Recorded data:

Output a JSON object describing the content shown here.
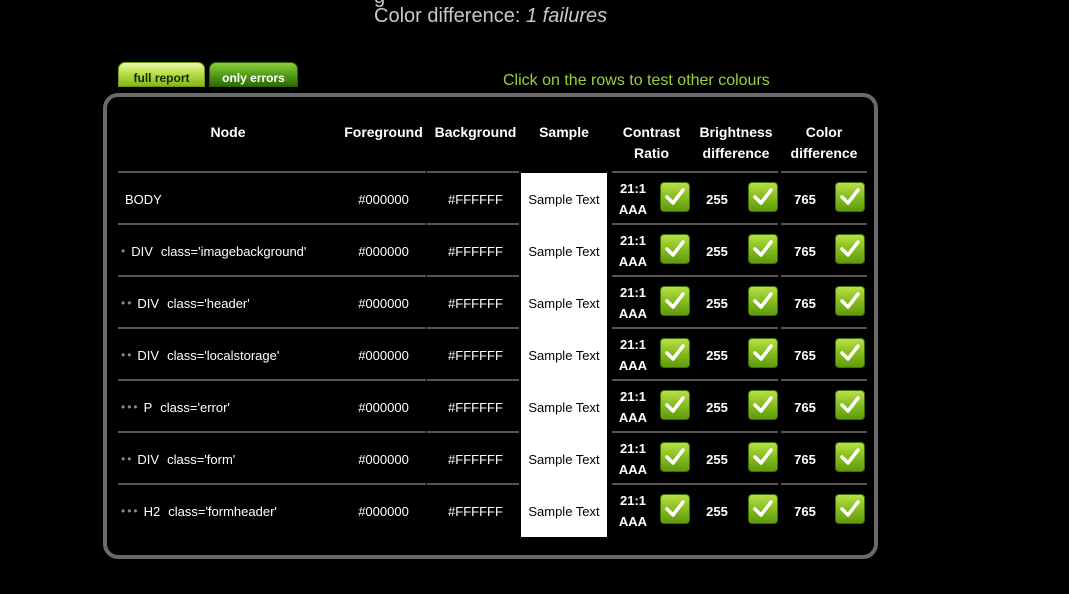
{
  "summary": {
    "prev_line_fragment": "g",
    "color_difference_label": "Color difference:",
    "color_difference_value": "1 failures"
  },
  "tabs": [
    {
      "label": "full report",
      "active": true
    },
    {
      "label": "only errors",
      "active": false
    }
  ],
  "hint": "Click on the rows to test other colours",
  "columns": {
    "node": "Node",
    "foreground": "Foreground",
    "background": "Background",
    "sample": "Sample",
    "contrast_line1": "Contrast",
    "contrast_line2": "Ratio",
    "brightness_line1": "Brightness",
    "brightness_line2": "difference",
    "color_line1": "Color",
    "color_line2": "difference"
  },
  "rows": [
    {
      "dots": "",
      "tag": "BODY",
      "attr": "",
      "foreground": "#000000",
      "background": "#FFFFFF",
      "sample": "Sample Text",
      "ratio": "21:1",
      "level": "AAA",
      "brightness": "255",
      "color_diff": "765"
    },
    {
      "dots": "•",
      "tag": "DIV",
      "attr": "class='imagebackground'",
      "foreground": "#000000",
      "background": "#FFFFFF",
      "sample": "Sample Text",
      "ratio": "21:1",
      "level": "AAA",
      "brightness": "255",
      "color_diff": "765"
    },
    {
      "dots": "••",
      "tag": "DIV",
      "attr": "class='header'",
      "foreground": "#000000",
      "background": "#FFFFFF",
      "sample": "Sample Text",
      "ratio": "21:1",
      "level": "AAA",
      "brightness": "255",
      "color_diff": "765"
    },
    {
      "dots": "••",
      "tag": "DIV",
      "attr": "class='localstorage'",
      "foreground": "#000000",
      "background": "#FFFFFF",
      "sample": "Sample Text",
      "ratio": "21:1",
      "level": "AAA",
      "brightness": "255",
      "color_diff": "765"
    },
    {
      "dots": "•••",
      "tag": "P",
      "attr": "class='error'",
      "foreground": "#000000",
      "background": "#FFFFFF",
      "sample": "Sample Text",
      "ratio": "21:1",
      "level": "AAA",
      "brightness": "255",
      "color_diff": "765"
    },
    {
      "dots": "••",
      "tag": "DIV",
      "attr": "class='form'",
      "foreground": "#000000",
      "background": "#FFFFFF",
      "sample": "Sample Text",
      "ratio": "21:1",
      "level": "AAA",
      "brightness": "255",
      "color_diff": "765"
    },
    {
      "dots": "•••",
      "tag": "H2",
      "attr": "class='formheader'",
      "foreground": "#000000",
      "background": "#FFFFFF",
      "sample": "Sample Text",
      "ratio": "21:1",
      "level": "AAA",
      "brightness": "255",
      "color_diff": "765"
    }
  ],
  "colors": {
    "accent_green": "#9ad23a",
    "panel_border": "#6a6a6a",
    "page_background": "#000000"
  },
  "icons": {
    "pass": "checkmark-icon"
  }
}
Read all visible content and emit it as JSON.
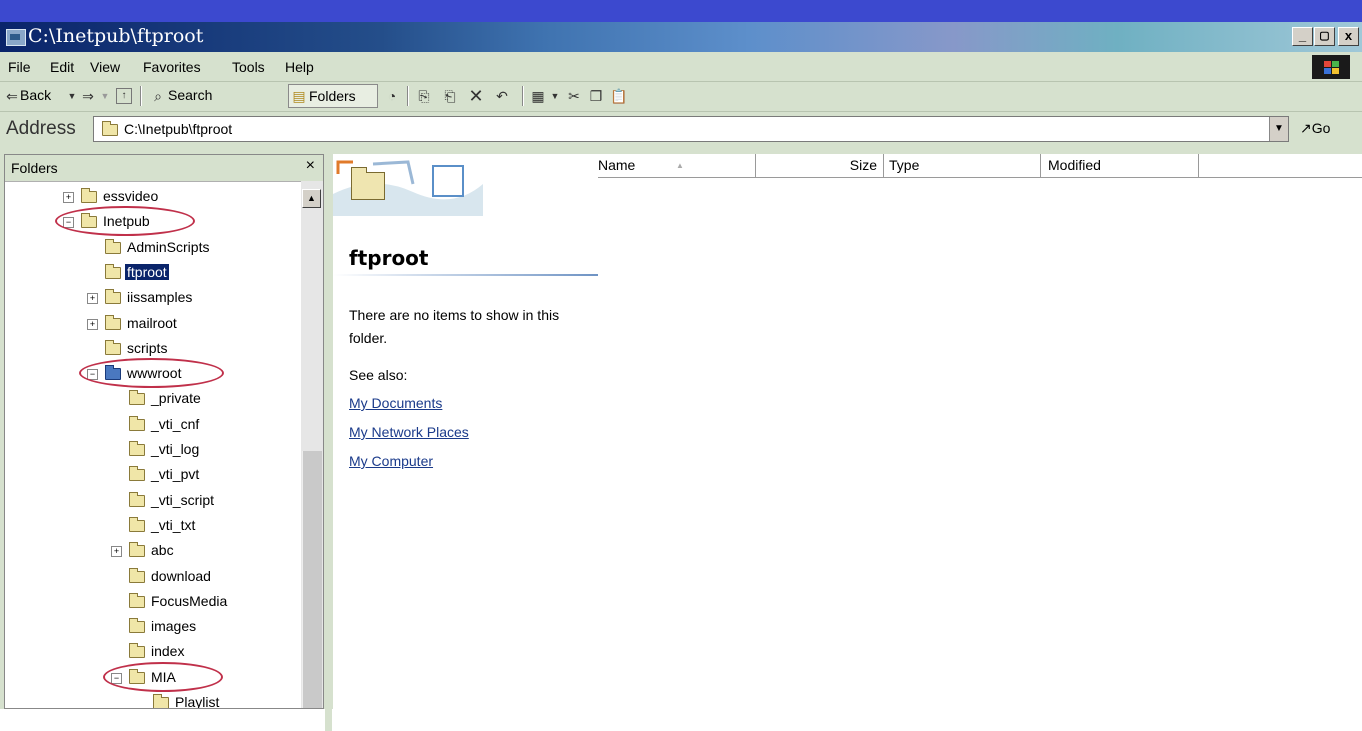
{
  "window": {
    "title": "C:\\Inetpub\\ftproot",
    "buttons": {
      "minimize": "_",
      "maximize": "Ē",
      "close": "x"
    }
  },
  "menu": [
    "File",
    "Edit",
    "View",
    "Favorites",
    "Tools",
    "Help"
  ],
  "toolbar": {
    "back_label": "Back",
    "search_label": "Search",
    "folders_label": "Folders"
  },
  "address": {
    "label": "Address",
    "value": "C:\\Inetpub\\ftproot",
    "go_label": "Go"
  },
  "folders_pane": {
    "title": "Folders",
    "close_glyph": "×",
    "tree": [
      {
        "label": "essvideo",
        "toggle": "+",
        "selected": false
      },
      {
        "label": "Inetpub",
        "toggle": "−",
        "selected": false,
        "highlighted": true
      },
      {
        "label": "AdminScripts",
        "toggle": "",
        "selected": false
      },
      {
        "label": "ftproot",
        "toggle": "",
        "selected": true
      },
      {
        "label": "iissamples",
        "toggle": "+",
        "selected": false
      },
      {
        "label": "mailroot",
        "toggle": "+",
        "selected": false
      },
      {
        "label": "scripts",
        "toggle": "",
        "selected": false
      },
      {
        "label": "wwwroot",
        "toggle": "−",
        "selected": false,
        "highlighted": true,
        "icon": "web-folder-icon"
      },
      {
        "label": "_private",
        "toggle": "",
        "selected": false
      },
      {
        "label": "_vti_cnf",
        "toggle": "",
        "selected": false
      },
      {
        "label": "_vti_log",
        "toggle": "",
        "selected": false
      },
      {
        "label": "_vti_pvt",
        "toggle": "",
        "selected": false
      },
      {
        "label": "_vti_script",
        "toggle": "",
        "selected": false
      },
      {
        "label": "_vti_txt",
        "toggle": "",
        "selected": false
      },
      {
        "label": "abc",
        "toggle": "+",
        "selected": false
      },
      {
        "label": "download",
        "toggle": "",
        "selected": false
      },
      {
        "label": "FocusMedia",
        "toggle": "",
        "selected": false
      },
      {
        "label": "images",
        "toggle": "",
        "selected": false
      },
      {
        "label": "index",
        "toggle": "",
        "selected": false
      },
      {
        "label": "MIA",
        "toggle": "−",
        "selected": false,
        "highlighted": true
      },
      {
        "label": "Playlist",
        "toggle": "",
        "selected": false
      }
    ]
  },
  "webview": {
    "title": "ftproot",
    "message": "There are no items to show in this folder.",
    "see_also": "See also:",
    "links": [
      "My Documents",
      "My Network Places",
      "My Computer"
    ]
  },
  "columns": {
    "name": "Name",
    "name_sort": "▲",
    "size": "Size",
    "type": "Type",
    "modified": "Modified"
  },
  "colors": {
    "highlight_oval": "#c0304a",
    "selection": "#0a246a",
    "chrome": "#d6e1ce"
  }
}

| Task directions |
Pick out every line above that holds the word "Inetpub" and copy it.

| Exercise output |
    "title": "C:\\Inetpub\\ftproot",
    "value": "C:\\Inetpub\\ftproot",
        "label": "Inetpub",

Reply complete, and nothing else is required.